Reading the rules
Checking out the role card
Assembly features an in-app purchase in the form of five new roles which can be purchased for $1.49. Role cards each change the game in some way, so fans of the app will likely enjoy the added variety provided by these roles. The physical game has a larger expansion, Glitches, which change the game aside from just role cards, these expansion features are not available in the app at this time.
The Wrap Up
Assembly is a fun puzzle game that works due to its simplicity. The very limited number of options make the games tense and keep thing interesting. The app version has some flaws. It could do a better job of teaching the game, for starters. The overall look is certainly not bad by any means, but it is a bit generic in spots. The lack of detailed stat keeping is disappointing given the game does track scores, a more thorough history of my successes (okay, failures) would be fun to see.

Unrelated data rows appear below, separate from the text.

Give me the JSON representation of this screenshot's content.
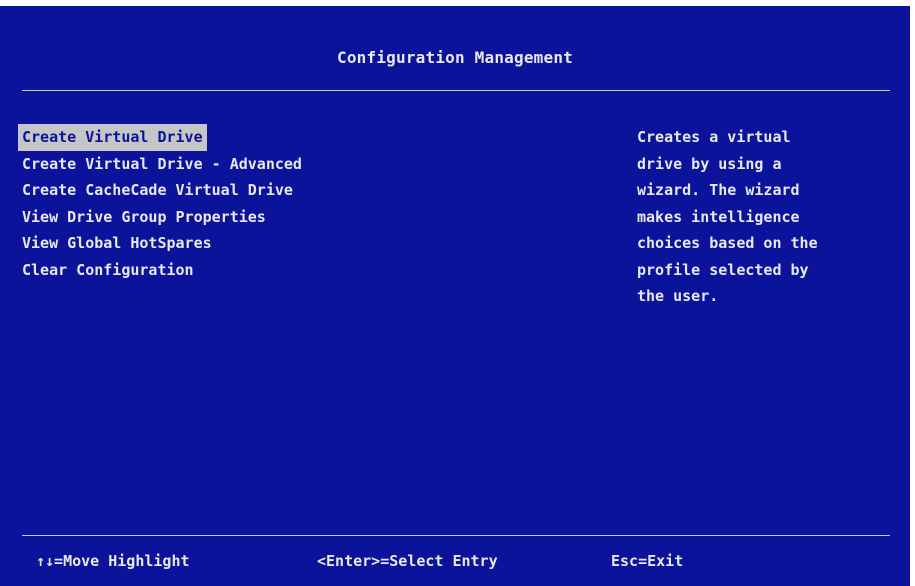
{
  "title": "Configuration Management",
  "menu": {
    "items": [
      {
        "label": "Create Virtual Drive",
        "selected": true
      },
      {
        "label": "Create Virtual Drive - Advanced",
        "selected": false
      },
      {
        "label": "Create CacheCade Virtual Drive",
        "selected": false
      },
      {
        "label": "View Drive Group Properties",
        "selected": false
      },
      {
        "label": "View Global HotSpares",
        "selected": false
      },
      {
        "label": "Clear Configuration",
        "selected": false
      }
    ]
  },
  "help": {
    "lines": [
      "Creates a virtual",
      "drive by using a",
      "wizard. The wizard",
      "makes intelligence",
      "choices based on the",
      "profile selected by",
      "the user."
    ]
  },
  "footer": {
    "move_highlight": "↑↓=Move Highlight",
    "select_entry": "<Enter>=Select Entry",
    "exit": "Esc=Exit"
  },
  "colors": {
    "background": "#0a139a",
    "text": "#e8e8ef",
    "highlight_bg": "#c6c6c6",
    "highlight_text": "#0a139a"
  }
}
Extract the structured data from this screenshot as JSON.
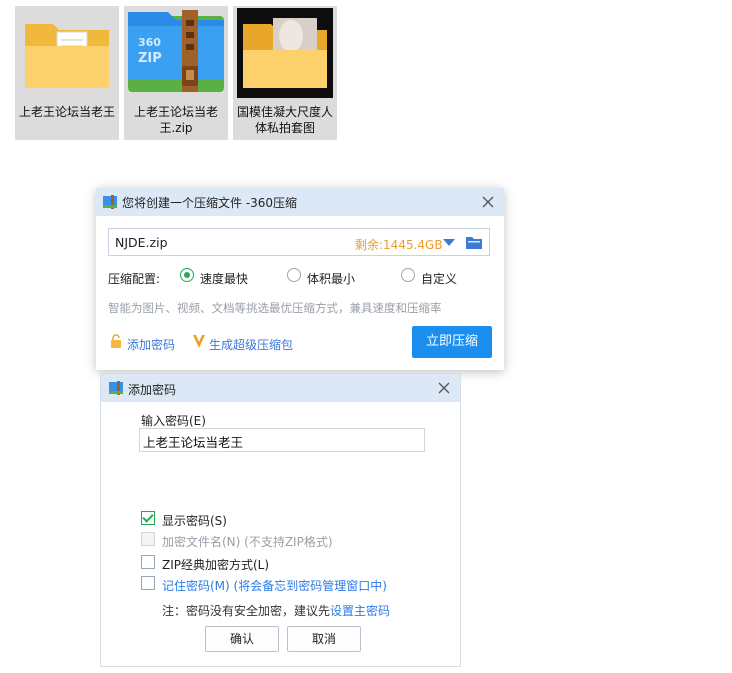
{
  "desktop": {
    "icons": [
      {
        "label": "上老王论坛当老王",
        "kind": "folder"
      },
      {
        "label": "上老王论坛当老王.zip",
        "kind": "zip",
        "badge": "360 ZIP"
      },
      {
        "label": "国模佳凝大尺度人体私拍套图",
        "kind": "photo-folder"
      }
    ]
  },
  "compress_dialog": {
    "title": "您将创建一个压缩文件 -360压缩",
    "file_name": "NJDE.zip",
    "free_space": "剩余:1445.4GB",
    "config_label": "压缩配置:",
    "options": [
      {
        "label": "速度最快",
        "selected": true
      },
      {
        "label": "体积最小",
        "selected": false
      },
      {
        "label": "自定义",
        "selected": false
      }
    ],
    "hint": "智能为图片、视频、文档等挑选最优压缩方式，兼具速度和压缩率",
    "add_password_link": "添加密码",
    "super_package_link": "生成超级压缩包",
    "compress_button": "立即压缩"
  },
  "password_dialog": {
    "title": "添加密码",
    "input_label": "输入密码(E)",
    "password_value": "上老王论坛当老王",
    "checkboxes": [
      {
        "label": "显示密码(S)",
        "checked": true,
        "disabled": false,
        "style": "normal"
      },
      {
        "label": "加密文件名(N) (不支持ZIP格式)",
        "checked": false,
        "disabled": true,
        "style": "disabled"
      },
      {
        "label": "ZIP经典加密方式(L)",
        "checked": false,
        "disabled": false,
        "style": "normal"
      },
      {
        "label": "记住密码(M) (将会备忘到密码管理窗口中)",
        "checked": false,
        "disabled": false,
        "style": "link"
      }
    ],
    "note_prefix": "注：密码没有安全加密，建议先",
    "note_link": "设置主密码",
    "ok_button": "确认",
    "cancel_button": "取消"
  },
  "colors": {
    "accent": "#1a8ff0",
    "title_bar": "#dde8f6",
    "free_space": "#f09a2a",
    "radio_on": "#25a85a",
    "link": "#2c7be5"
  }
}
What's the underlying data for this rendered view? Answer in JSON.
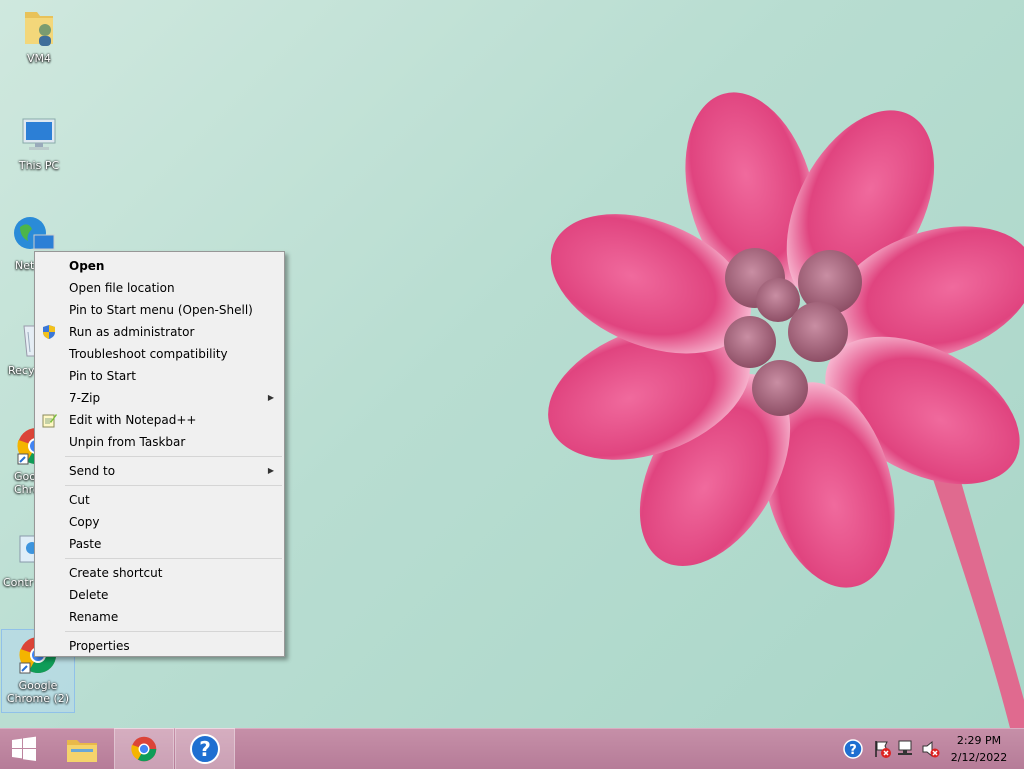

However, overall, the app is a lot of fun if you want a really quick-playing puzzler. The act of moving all of the modules at once to get a few in their proper spots so you can lock them into place is an extremely satisfying move to make. The constant pressure of going up against the ever-dwindling oxygen supply as you try to escape does make for a game that is more tense than the lightness of the rules might suggest. Having to align things spatially gives this game a bit of a different feel from others in the genre, and helps Assembly stand out.